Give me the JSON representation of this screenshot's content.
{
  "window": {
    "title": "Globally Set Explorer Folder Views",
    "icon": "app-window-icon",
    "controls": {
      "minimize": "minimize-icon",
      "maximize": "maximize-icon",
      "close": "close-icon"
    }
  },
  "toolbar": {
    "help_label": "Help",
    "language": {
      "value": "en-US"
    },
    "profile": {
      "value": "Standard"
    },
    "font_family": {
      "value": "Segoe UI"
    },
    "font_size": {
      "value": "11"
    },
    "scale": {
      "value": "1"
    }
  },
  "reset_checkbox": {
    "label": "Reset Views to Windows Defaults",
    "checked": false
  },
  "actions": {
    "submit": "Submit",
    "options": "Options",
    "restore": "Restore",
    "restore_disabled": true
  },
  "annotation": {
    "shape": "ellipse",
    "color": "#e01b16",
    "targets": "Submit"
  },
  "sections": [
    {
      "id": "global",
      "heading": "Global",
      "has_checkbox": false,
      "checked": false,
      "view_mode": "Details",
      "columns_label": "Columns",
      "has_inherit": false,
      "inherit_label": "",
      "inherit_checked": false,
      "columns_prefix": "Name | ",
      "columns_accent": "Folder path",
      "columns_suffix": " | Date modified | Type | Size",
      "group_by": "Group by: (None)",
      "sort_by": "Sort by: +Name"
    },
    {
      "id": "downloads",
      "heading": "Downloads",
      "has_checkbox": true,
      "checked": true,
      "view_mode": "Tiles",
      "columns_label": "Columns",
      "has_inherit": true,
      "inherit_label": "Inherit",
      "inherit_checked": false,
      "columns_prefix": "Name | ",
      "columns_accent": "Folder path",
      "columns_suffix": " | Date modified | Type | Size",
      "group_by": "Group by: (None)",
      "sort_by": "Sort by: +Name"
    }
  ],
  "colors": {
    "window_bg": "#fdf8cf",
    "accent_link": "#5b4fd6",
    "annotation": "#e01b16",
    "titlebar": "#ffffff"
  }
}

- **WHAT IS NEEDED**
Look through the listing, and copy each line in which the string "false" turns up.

- **TASK OUTPUT**
    "checked": false
      "has_checkbox": false,
      "checked": false,
      "has_inherit": false,
      "inherit_checked": false,
      "inherit_checked": false,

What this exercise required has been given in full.